Elimination of Poverty. In Acts 4:32 it says that, “there were no needy persons among them.” The first church was marked by a radical sharing of love born of the Spirit that left no need unmet. No one was left in a state of destitution. The church obviously took Deuteronomy 15:4very seriously: “There should be no poor among you.” And Luke notes that there was great grace upon them all, for there was not a needy person among them.
The economic life of the early church was marked less by how needs were met than by the fact that they were met (Acts 4:35, 37; 6:1; 20:33–35; 24:17; Gal. 2:10). What Luke describes is nothing less than the fulfillment of Jesus’ promise that those who leave everything for his sake will not fail to receive a hundred times as much (Mark 10:29–31). Radical renunciation and complete dependence upon God (e.g. Luke 5:11; 14:33; 18:22) leads to sharing everything. Everyone has a share in everything because everyone gives up everything.
Luke’s account of the life of the early church describes what Christ’s Spirit does on earth when people respond in repentance to the gospel. The Spirit so filled their lives that nothing, including possessions, got in the way of showing love one for another.

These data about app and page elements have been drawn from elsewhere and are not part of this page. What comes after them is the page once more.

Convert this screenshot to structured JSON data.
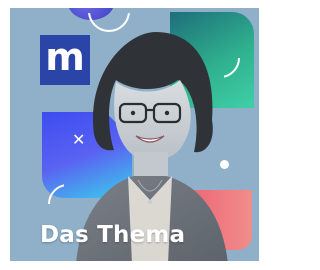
{
  "podcast": {
    "brand_logo_letter": "m",
    "title": "Das Thema"
  },
  "colors": {
    "background": "#8fb0c8",
    "logo_blue": "#2a44a8",
    "teal": "#2fb08e",
    "blue": "#4a58f0",
    "pink": "#ee6f7c"
  }
}
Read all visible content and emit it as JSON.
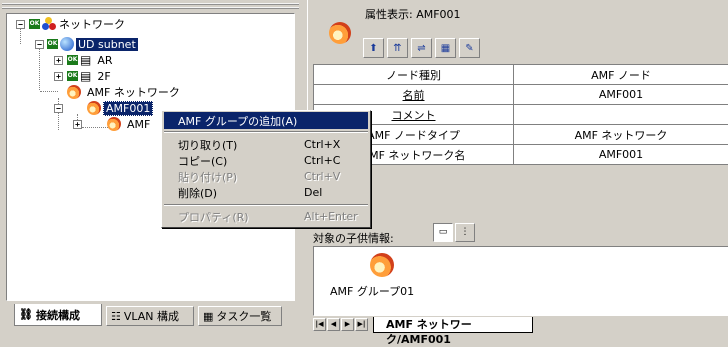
{
  "tree": {
    "root": "ネットワーク",
    "subnet": "UD subnet",
    "ar": "AR",
    "two_f": "2F",
    "amf_network": "AMF ネットワーク",
    "amf001": "AMF001",
    "amf_child": "AMF"
  },
  "left_tabs": [
    "接続構成",
    "VLAN 構成",
    "タスク一覧"
  ],
  "context_menu": {
    "items": [
      {
        "label": "AMF グループの追加(A)",
        "shortcut": ""
      },
      {
        "label": "切り取り(T)",
        "shortcut": "Ctrl+X"
      },
      {
        "label": "コピー(C)",
        "shortcut": "Ctrl+C"
      },
      {
        "label": "貼り付け(P)",
        "shortcut": "Ctrl+V"
      },
      {
        "label": "削除(D)",
        "shortcut": "Del"
      },
      {
        "label": "プロパティ(R)",
        "shortcut": "Alt+Enter"
      }
    ]
  },
  "props": {
    "title": "属性表示: AMF001",
    "rows": [
      {
        "key": "ノード種別",
        "value": "AMF ノード"
      },
      {
        "key": "名前",
        "value": "AMF001"
      },
      {
        "key": "コメント",
        "value": ""
      },
      {
        "key": "AMF ノードタイプ",
        "value": "AMF ネットワーク"
      },
      {
        "key": "AMF ネットワーク名",
        "value": "AMF001"
      }
    ]
  },
  "children": {
    "label": "対象の子供情報:",
    "item": "AMF グループ01"
  },
  "bottom_tab": "AMF ネットワーク/AMF001",
  "colors": {
    "selection": "#0a246a",
    "face": "#d4d0c8",
    "ok_badge": "#1a7a1a"
  }
}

They belonged to one Lord, and thus surrendered everything! The question to us is simple: Why don’t we?